How often do you write each week?

I try to write every day, but I don’t.  I work as an Administrative Assistant eight to four, come home, have a small window before I make dinner for my parents and brothers, check email, and then watch something on the tv or Apple tv, then pass out.  I leave most of my writing for Saturdays and Sundays, but I do errands with my father in the morning first.  If I’m inspired, tired or not, then I will write during the week, but not too often.

Did you always want to be a writer?

I love music.  I have always loved music since I was a child, but I am not musically gifted.  Yet, I was obsessed with it, the idea of singing, and the obsession carried me all the way through high school and into college.  I was writing more at the time, in high school and college, but I wanted to sing.  Finally, I realized that it was not going to happen, but I still write lyrics sometimes.  I also write parody lyrics when I think of them, and they have been posted on the web.  Some are also on the website, Medium.

Do you have any advice for writers?

Don’t stop writing.  I’ve mentioned depression before, and my depression worsened in high school.  It took a very long time for it to end, and at one point, I stopped writing.  I lost years not writing, and I didn’t really have a support structure or encouragement until later on.  And then I wrote more, and I found communities on the internet such as Trigger Street and HitRecord and AuthorsDen that encouraged and supported me.  I’m sorry I lost so much time not writing, and I’m done trying to make up for that lost time.  I am just writing now, and I will keep on writing because that is who I am.

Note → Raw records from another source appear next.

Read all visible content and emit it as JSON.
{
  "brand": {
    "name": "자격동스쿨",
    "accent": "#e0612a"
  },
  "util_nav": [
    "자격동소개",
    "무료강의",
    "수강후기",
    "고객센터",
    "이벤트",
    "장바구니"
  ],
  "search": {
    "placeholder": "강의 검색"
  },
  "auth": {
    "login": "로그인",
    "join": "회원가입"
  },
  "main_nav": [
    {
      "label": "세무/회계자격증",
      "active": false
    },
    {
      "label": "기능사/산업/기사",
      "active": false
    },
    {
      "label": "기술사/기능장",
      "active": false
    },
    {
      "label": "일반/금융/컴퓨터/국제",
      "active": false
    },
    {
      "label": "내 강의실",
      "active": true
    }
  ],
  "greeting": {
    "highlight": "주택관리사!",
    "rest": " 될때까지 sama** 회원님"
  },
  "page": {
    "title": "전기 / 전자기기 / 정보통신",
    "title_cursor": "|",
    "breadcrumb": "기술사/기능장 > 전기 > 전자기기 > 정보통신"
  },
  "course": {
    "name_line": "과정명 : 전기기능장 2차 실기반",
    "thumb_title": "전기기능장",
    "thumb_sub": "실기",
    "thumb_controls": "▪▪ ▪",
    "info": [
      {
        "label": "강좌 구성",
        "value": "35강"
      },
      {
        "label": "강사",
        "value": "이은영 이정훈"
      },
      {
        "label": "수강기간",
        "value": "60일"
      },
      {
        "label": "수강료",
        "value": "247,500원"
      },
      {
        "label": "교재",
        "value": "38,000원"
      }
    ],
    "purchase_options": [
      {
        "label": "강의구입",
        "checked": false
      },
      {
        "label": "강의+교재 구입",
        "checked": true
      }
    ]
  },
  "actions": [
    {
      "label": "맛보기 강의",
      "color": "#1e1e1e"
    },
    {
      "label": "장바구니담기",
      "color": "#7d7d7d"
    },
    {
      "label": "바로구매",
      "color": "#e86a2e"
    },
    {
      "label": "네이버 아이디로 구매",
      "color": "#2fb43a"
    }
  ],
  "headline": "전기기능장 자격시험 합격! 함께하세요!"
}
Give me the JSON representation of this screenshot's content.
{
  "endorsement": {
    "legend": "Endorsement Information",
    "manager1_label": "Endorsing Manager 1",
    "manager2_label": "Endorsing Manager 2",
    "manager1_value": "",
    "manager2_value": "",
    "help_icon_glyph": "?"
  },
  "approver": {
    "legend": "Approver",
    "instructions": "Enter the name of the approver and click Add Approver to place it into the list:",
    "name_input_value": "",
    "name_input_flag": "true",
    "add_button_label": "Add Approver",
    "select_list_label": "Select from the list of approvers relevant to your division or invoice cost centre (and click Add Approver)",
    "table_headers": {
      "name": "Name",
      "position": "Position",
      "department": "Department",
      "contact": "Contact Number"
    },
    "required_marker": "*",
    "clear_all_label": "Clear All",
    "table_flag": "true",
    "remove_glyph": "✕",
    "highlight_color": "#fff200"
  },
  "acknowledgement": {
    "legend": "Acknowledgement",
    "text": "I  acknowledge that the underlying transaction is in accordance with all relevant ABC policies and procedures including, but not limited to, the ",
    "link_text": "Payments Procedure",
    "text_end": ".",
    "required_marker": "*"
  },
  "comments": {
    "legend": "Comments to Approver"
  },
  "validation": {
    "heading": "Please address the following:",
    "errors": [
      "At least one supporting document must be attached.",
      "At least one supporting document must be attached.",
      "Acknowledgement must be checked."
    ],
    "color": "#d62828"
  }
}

Melissa R. Mendelson is a Poet and Horror, Science-Fiction and Dystopian Short Story Author.  Her stories have been published by Sirens Call Publications, Dark Helix Press, Altered Reality Magazine, Transmundane Press, Wild Ink Publishing and Owl Canyon Press.  She also won second place in the Writer’sWeekly.com 24 hour Short Story Contest. She has written 16 books. Her most recent are, “Fragments of Yesterdays Past” , “Better Off Here”, “Stories Written Along Covid Walls“, and her newest is “This Will Remain With Us” all of which can be found and purchased at her Amazon authors page.
She has previously published the short stories “That’s Not My Face”, “Unprotected” and “The Dead Are Smiling.” on The Yard: Crime Blog.

You can also find her at her website. HERE.

This is her new book of poems. “This Will Remain With Us

From Amazon,
“This Will Remain With Us is a collection of poems written during the Covid-19 pandemic when Melissa Mendelson suddenly found herself declared an “essential worker.”

In the midst of the turmoil, she turned to poetry to document and cope with the challenge of the lockdown, and isolation.

A philosophical, liminal, insightful collection of poetry from a difficult time for the collective soul.”

We thank you Melissa for answering our questions, and working with us. We greatly appreciate all that you do.

Published by .

Publishing Editor for The Yard: Crime Blog.

3 thoughts on “Writer Interview: Melissa R. Mendelson

Leave a Reply

%d bloggers like this: